Rubashov's second diary entry, made on the twentieth day of his imprisonment, discusses the "'pendulum movement in history, swinging from absolutism to democracy.'" He theorizes that the alternation between absolutism (which is also known as totalitarian dictatorship) and democracy reflects a situation in which economic and technological change outpaces the ability of a population to comprehend and adapt to this change. When the population has adapted to change, it becomes a democracy. However, Rubashov argues that until the population does adapt, absolutism is possible and sometimes even necessary. He claims that socialist theory failed to recognize this. Instead, it mistakenly believed "'that the level of mass-consciousness rose constantly and steadily.'" In the Party homeland, the population is lagging behind the change brought about by the elimination of private property under Communism, so a democracy is not possible. Rubashov concludes that during this period when the population lags behind change, the members of the political opposition can spark a coup d'état and depose the government, they can "'die in silence,'" or they can deny and suppress their individual convictions. He adds that in the Party homeland, this last option has become a moral system. In this system, denying one's own convictions is preferable to hopelessly struggling against the Party.

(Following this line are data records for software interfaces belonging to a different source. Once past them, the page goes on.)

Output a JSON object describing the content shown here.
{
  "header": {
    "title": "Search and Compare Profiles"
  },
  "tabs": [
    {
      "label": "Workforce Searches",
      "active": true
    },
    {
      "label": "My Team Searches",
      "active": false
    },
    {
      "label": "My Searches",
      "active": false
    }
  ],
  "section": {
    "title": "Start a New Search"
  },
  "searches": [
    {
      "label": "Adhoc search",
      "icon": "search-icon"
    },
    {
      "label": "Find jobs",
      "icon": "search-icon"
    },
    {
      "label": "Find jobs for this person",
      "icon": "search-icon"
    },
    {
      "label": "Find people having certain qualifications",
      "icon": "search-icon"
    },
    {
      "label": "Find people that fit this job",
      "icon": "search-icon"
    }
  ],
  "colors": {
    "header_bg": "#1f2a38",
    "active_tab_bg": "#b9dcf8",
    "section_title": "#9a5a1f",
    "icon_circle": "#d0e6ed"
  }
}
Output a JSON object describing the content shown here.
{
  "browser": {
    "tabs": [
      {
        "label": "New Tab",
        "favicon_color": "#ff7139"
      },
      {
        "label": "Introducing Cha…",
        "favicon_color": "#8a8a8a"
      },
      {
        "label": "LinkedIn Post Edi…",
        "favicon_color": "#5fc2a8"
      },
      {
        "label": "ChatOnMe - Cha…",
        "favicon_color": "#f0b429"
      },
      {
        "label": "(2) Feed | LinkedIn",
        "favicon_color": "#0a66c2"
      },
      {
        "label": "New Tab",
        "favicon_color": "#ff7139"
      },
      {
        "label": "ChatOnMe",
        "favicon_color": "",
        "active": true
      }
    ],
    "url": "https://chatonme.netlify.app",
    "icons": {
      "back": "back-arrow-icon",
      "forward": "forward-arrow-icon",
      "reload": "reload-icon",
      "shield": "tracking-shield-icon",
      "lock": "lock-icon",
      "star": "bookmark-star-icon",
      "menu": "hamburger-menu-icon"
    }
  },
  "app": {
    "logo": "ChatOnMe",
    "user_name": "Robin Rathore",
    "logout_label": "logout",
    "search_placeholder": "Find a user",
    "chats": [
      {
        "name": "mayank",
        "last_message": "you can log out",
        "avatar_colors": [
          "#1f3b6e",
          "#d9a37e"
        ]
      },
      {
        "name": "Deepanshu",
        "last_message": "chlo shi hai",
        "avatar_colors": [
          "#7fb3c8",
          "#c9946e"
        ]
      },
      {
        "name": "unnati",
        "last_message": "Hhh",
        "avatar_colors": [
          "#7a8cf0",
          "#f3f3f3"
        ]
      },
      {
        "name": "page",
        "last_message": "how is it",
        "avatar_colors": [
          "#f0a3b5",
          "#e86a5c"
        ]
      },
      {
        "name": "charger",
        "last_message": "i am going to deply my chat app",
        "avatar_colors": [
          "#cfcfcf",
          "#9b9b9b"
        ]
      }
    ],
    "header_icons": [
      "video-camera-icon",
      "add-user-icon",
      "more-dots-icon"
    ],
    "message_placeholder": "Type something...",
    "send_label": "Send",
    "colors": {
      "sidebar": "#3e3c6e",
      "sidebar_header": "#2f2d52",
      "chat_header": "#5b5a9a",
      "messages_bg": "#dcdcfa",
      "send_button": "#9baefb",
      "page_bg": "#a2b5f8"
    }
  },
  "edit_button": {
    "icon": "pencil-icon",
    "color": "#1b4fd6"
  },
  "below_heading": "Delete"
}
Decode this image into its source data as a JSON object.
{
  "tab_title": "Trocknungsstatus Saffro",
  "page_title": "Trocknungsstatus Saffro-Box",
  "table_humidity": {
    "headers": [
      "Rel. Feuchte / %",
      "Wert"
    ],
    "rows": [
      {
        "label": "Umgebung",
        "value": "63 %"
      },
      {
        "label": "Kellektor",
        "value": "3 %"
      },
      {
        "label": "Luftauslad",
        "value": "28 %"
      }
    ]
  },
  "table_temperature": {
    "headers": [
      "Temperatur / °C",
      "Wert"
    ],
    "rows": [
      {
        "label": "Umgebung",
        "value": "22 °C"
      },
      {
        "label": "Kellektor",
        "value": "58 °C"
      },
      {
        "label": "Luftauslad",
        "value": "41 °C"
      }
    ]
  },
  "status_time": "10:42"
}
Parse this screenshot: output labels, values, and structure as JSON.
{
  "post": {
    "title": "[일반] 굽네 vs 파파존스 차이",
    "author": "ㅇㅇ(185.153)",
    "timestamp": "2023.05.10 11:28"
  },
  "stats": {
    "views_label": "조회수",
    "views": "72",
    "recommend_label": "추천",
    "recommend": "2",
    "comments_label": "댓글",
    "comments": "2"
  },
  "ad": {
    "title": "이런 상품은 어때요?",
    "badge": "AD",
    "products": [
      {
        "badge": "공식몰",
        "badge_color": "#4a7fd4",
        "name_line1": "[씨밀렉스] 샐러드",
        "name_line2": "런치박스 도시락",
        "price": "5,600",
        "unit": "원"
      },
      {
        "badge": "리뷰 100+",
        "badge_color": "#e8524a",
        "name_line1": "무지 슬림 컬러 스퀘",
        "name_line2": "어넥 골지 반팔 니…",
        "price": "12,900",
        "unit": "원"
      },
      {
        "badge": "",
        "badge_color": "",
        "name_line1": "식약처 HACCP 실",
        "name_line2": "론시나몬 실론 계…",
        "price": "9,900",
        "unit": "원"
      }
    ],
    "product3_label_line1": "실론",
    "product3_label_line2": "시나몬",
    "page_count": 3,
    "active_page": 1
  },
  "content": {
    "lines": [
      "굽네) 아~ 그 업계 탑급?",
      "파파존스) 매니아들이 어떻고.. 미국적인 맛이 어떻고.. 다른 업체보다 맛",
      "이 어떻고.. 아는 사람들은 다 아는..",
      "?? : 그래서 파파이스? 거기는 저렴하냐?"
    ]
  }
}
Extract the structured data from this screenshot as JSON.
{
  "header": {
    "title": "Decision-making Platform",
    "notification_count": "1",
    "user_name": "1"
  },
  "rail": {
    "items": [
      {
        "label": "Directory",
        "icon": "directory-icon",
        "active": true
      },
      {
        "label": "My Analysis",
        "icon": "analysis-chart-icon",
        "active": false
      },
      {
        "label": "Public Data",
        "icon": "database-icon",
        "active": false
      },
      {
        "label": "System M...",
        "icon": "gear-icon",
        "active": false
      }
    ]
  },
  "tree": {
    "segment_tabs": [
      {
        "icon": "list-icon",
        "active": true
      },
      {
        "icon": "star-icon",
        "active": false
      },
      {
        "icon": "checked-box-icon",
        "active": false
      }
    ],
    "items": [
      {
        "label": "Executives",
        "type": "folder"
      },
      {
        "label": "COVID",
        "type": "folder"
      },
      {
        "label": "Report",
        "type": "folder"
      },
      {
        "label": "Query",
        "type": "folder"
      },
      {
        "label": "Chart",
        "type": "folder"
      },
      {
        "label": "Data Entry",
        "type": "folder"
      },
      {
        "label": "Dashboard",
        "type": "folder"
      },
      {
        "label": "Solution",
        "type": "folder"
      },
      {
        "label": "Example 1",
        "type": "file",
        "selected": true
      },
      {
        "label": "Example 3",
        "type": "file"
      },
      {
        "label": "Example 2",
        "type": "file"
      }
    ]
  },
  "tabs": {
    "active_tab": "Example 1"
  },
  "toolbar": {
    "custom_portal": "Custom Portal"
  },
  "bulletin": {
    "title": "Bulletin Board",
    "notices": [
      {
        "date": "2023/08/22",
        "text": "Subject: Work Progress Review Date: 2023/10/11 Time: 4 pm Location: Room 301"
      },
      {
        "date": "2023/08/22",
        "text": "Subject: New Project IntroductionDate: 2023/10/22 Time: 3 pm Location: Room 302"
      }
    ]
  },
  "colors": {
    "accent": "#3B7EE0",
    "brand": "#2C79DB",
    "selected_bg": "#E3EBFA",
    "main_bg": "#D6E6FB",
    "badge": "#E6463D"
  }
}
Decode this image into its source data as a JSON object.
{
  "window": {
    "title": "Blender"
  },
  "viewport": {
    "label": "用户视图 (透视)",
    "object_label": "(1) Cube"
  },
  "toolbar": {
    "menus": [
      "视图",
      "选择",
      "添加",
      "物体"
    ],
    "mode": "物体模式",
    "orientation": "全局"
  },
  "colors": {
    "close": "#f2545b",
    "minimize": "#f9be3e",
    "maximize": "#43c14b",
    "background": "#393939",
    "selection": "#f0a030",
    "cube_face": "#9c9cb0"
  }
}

Rubashov writes his diary entry on the morning after Bogrov's execution. On that morning, he met a peasant in the prison yard. The peasant told him about his village's resistance to the Government and the resulting arrests. After eating lunch, Rubashov tells No. 402 that he will capitulate. He reads through his statement, which he copies out as a letter to the Public Prosecutor, and signs it.
Rubashov returns to his earlier thought that the Party is "sailing without ballast" in his diary entry from the twentieth day of prison. This implies that there is no grounding or weight to the Party's actions, and even small winds can blow the Party off course. Rubashov proposes that the only way for errant Party officials to preserve themselves is to deny and suppress "'one's own conviction when there is no prospect of materializing it. '" By denying one's own feelings, one can still serve the Party. However, Rubashov leaves unaddressed the question of how one can...
(The entire section is 593 words.)